__Material supplied__
____________________
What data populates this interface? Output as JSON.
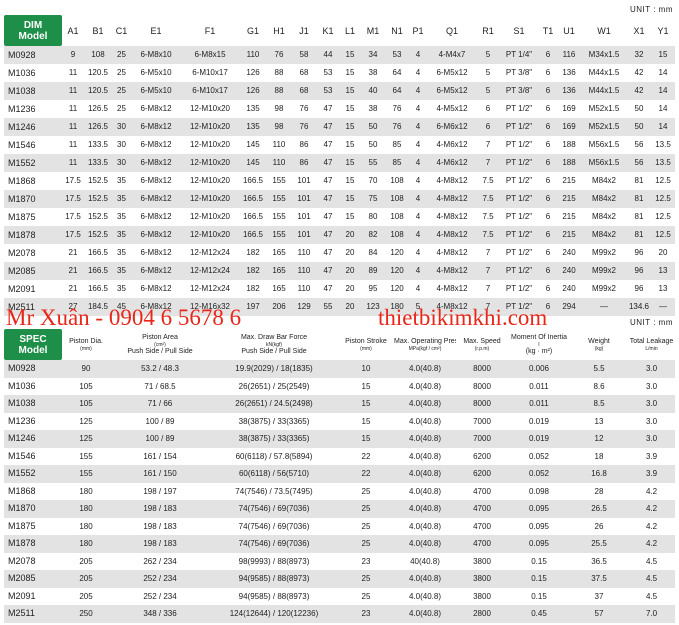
{
  "unit_label": "UNIT : mm",
  "dim": {
    "corner": [
      "DIM",
      "Model"
    ],
    "columns": [
      "A1",
      "B1",
      "C1",
      "E1",
      "F1",
      "G1",
      "H1",
      "J1",
      "K1",
      "L1",
      "M1",
      "N1",
      "P1",
      "Q1",
      "R1",
      "S1",
      "T1",
      "U1",
      "W1",
      "X1",
      "Y1"
    ],
    "rows": [
      [
        "M0928",
        "9",
        "108",
        "25",
        "6-M8x10",
        "6-M8x15",
        "110",
        "76",
        "58",
        "44",
        "15",
        "34",
        "53",
        "4",
        "4-M4x7",
        "5",
        "PT 1/4\"",
        "6",
        "116",
        "M34x1.5",
        "32",
        "15"
      ],
      [
        "M1036",
        "11",
        "120.5",
        "25",
        "6-M5x10",
        "6-M10x17",
        "126",
        "88",
        "68",
        "53",
        "15",
        "38",
        "64",
        "4",
        "6-M5x12",
        "5",
        "PT 3/8\"",
        "6",
        "136",
        "M44x1.5",
        "42",
        "14"
      ],
      [
        "M1038",
        "11",
        "120.5",
        "25",
        "6-M5x10",
        "6-M10x17",
        "126",
        "88",
        "68",
        "53",
        "15",
        "40",
        "64",
        "4",
        "6-M5x12",
        "5",
        "PT 3/8\"",
        "6",
        "136",
        "M44x1.5",
        "42",
        "14"
      ],
      [
        "M1236",
        "11",
        "126.5",
        "25",
        "6-M8x12",
        "12-M10x20",
        "135",
        "98",
        "76",
        "47",
        "15",
        "38",
        "76",
        "4",
        "4-M5x12",
        "6",
        "PT 1/2\"",
        "6",
        "169",
        "M52x1.5",
        "50",
        "14"
      ],
      [
        "M1246",
        "11",
        "126.5",
        "30",
        "6-M8x12",
        "12-M10x20",
        "135",
        "98",
        "76",
        "47",
        "15",
        "50",
        "76",
        "4",
        "6-M6x12",
        "6",
        "PT 1/2\"",
        "6",
        "169",
        "M52x1.5",
        "50",
        "14"
      ],
      [
        "M1546",
        "11",
        "133.5",
        "30",
        "6-M8x12",
        "12-M10x20",
        "145",
        "110",
        "86",
        "47",
        "15",
        "50",
        "85",
        "4",
        "4-M6x12",
        "7",
        "PT 1/2\"",
        "6",
        "188",
        "M56x1.5",
        "56",
        "13.5"
      ],
      [
        "M1552",
        "11",
        "133.5",
        "30",
        "6-M8x12",
        "12-M10x20",
        "145",
        "110",
        "86",
        "47",
        "15",
        "55",
        "85",
        "4",
        "4-M6x12",
        "7",
        "PT 1/2\"",
        "6",
        "188",
        "M56x1.5",
        "56",
        "13.5"
      ],
      [
        "M1868",
        "17.5",
        "152.5",
        "35",
        "6-M8x12",
        "12-M10x20",
        "166.5",
        "155",
        "101",
        "47",
        "15",
        "70",
        "108",
        "4",
        "4-M8x12",
        "7.5",
        "PT 1/2\"",
        "6",
        "215",
        "M84x2",
        "81",
        "12.5"
      ],
      [
        "M1870",
        "17.5",
        "152.5",
        "35",
        "6-M8x12",
        "12-M10x20",
        "166.5",
        "155",
        "101",
        "47",
        "15",
        "75",
        "108",
        "4",
        "4-M8x12",
        "7.5",
        "PT 1/2\"",
        "6",
        "215",
        "M84x2",
        "81",
        "12.5"
      ],
      [
        "M1875",
        "17.5",
        "152.5",
        "35",
        "6-M8x12",
        "12-M10x20",
        "166.5",
        "155",
        "101",
        "47",
        "15",
        "80",
        "108",
        "4",
        "4-M8x12",
        "7.5",
        "PT 1/2\"",
        "6",
        "215",
        "M84x2",
        "81",
        "12.5"
      ],
      [
        "M1878",
        "17.5",
        "152.5",
        "35",
        "6-M8x12",
        "12-M10x20",
        "166.5",
        "155",
        "101",
        "47",
        "20",
        "82",
        "108",
        "4",
        "4-M8x12",
        "7.5",
        "PT 1/2\"",
        "6",
        "215",
        "M84x2",
        "81",
        "12.5"
      ],
      [
        "M2078",
        "21",
        "166.5",
        "35",
        "6-M8x12",
        "12-M12x24",
        "182",
        "165",
        "110",
        "47",
        "20",
        "84",
        "120",
        "4",
        "4-M8x12",
        "7",
        "PT 1/2\"",
        "6",
        "240",
        "M99x2",
        "96",
        "20"
      ],
      [
        "M2085",
        "21",
        "166.5",
        "35",
        "6-M8x12",
        "12-M12x24",
        "182",
        "165",
        "110",
        "47",
        "20",
        "89",
        "120",
        "4",
        "4-M8x12",
        "7",
        "PT 1/2\"",
        "6",
        "240",
        "M99x2",
        "96",
        "13"
      ],
      [
        "M2091",
        "21",
        "166.5",
        "35",
        "6-M8x12",
        "12-M12x24",
        "182",
        "165",
        "110",
        "47",
        "20",
        "95",
        "120",
        "4",
        "4-M8x12",
        "7",
        "PT 1/2\"",
        "6",
        "240",
        "M99x2",
        "96",
        "13"
      ],
      [
        "M2511",
        "27",
        "184.5",
        "45",
        "6-M8x12",
        "12-M16x32",
        "197",
        "206",
        "129",
        "55",
        "20",
        "123",
        "180",
        "5",
        "4-M8x12",
        "7",
        "PT 1/2\"",
        "6",
        "294",
        "—",
        "134.6",
        "—"
      ]
    ]
  },
  "watermark": {
    "left": "Mr Xuân - 0904 6 5678 6",
    "right": "thietbikimkhi.com"
  },
  "spec": {
    "corner": [
      "SPEC",
      "Model"
    ],
    "columns": [
      {
        "label": "Piston Dia.",
        "unit": "(mm)"
      },
      {
        "label": "Piston Area",
        "unit": "(cm²)",
        "sub": "Push Side / Pull Side"
      },
      {
        "label": "Max. Draw Bar Force",
        "unit": "kN(kgf)",
        "sub": "Push Side / Pull Side"
      },
      {
        "label": "Piston Stroke",
        "unit": "(mm)"
      },
      {
        "label": "Max. Operating Pressure",
        "unit": "MPa(kgf / cm²)"
      },
      {
        "label": "Max. Speed",
        "unit": "(r.p.m)"
      },
      {
        "label": "Moment Of Inertia",
        "unit": "I",
        "sub": "(kg · m²)"
      },
      {
        "label": "Weight",
        "unit": "(kg)"
      },
      {
        "label": "Total Leakage",
        "unit": "L/min"
      }
    ],
    "rows": [
      [
        "M0928",
        "90",
        "53.2 / 48.3",
        "19.9(2029) / 18(1835)",
        "10",
        "4.0(40.8)",
        "8000",
        "0.006",
        "5.5",
        "3.0"
      ],
      [
        "M1036",
        "105",
        "71 / 68.5",
        "26(2651) / 25(2549)",
        "15",
        "4.0(40.8)",
        "8000",
        "0.011",
        "8.6",
        "3.0"
      ],
      [
        "M1038",
        "105",
        "71 / 66",
        "26(2651) / 24.5(2498)",
        "15",
        "4.0(40.8)",
        "8000",
        "0.011",
        "8.5",
        "3.0"
      ],
      [
        "M1236",
        "125",
        "100 / 89",
        "38(3875) / 33(3365)",
        "15",
        "4.0(40.8)",
        "7000",
        "0.019",
        "13",
        "3.0"
      ],
      [
        "M1246",
        "125",
        "100 / 89",
        "38(3875) / 33(3365)",
        "15",
        "4.0(40.8)",
        "7000",
        "0.019",
        "12",
        "3.0"
      ],
      [
        "M1546",
        "155",
        "161 / 154",
        "60(6118) / 57.8(5894)",
        "22",
        "4.0(40.8)",
        "6200",
        "0.052",
        "18",
        "3.9"
      ],
      [
        "M1552",
        "155",
        "161 / 150",
        "60(6118) / 56(5710)",
        "22",
        "4.0(40.8)",
        "6200",
        "0.052",
        "16.8",
        "3.9"
      ],
      [
        "M1868",
        "180",
        "198 / 197",
        "74(7546) / 73.5(7495)",
        "25",
        "4.0(40.8)",
        "4700",
        "0.098",
        "28",
        "4.2"
      ],
      [
        "M1870",
        "180",
        "198 / 183",
        "74(7546) / 69(7036)",
        "25",
        "4.0(40.8)",
        "4700",
        "0.095",
        "26.5",
        "4.2"
      ],
      [
        "M1875",
        "180",
        "198 / 183",
        "74(7546) / 69(7036)",
        "25",
        "4.0(40.8)",
        "4700",
        "0.095",
        "26",
        "4.2"
      ],
      [
        "M1878",
        "180",
        "198 / 183",
        "74(7546) / 69(7036)",
        "25",
        "4.0(40.8)",
        "4700",
        "0.095",
        "25.5",
        "4.2"
      ],
      [
        "M2078",
        "205",
        "262 / 234",
        "98(9993) / 88(8973)",
        "23",
        "40(40.8)",
        "3800",
        "0.15",
        "36.5",
        "4.5"
      ],
      [
        "M2085",
        "205",
        "252 / 234",
        "94(9585) / 88(8973)",
        "25",
        "4.0(40.8)",
        "3800",
        "0.15",
        "37.5",
        "4.5"
      ],
      [
        "M2091",
        "205",
        "252 / 234",
        "94(9585) / 88(8973)",
        "25",
        "4.0(40.8)",
        "3800",
        "0.15",
        "37",
        "4.5"
      ],
      [
        "M2511",
        "250",
        "348 / 336",
        "124(12644) / 120(12236)",
        "23",
        "4.0(40.8)",
        "2800",
        "0.45",
        "57",
        "7.0"
      ]
    ]
  }
}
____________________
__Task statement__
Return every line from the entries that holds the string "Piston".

__Response box__
        "label": "Piston Dia.",
        "label": "Piston Area",
        "label": "Piston Stroke",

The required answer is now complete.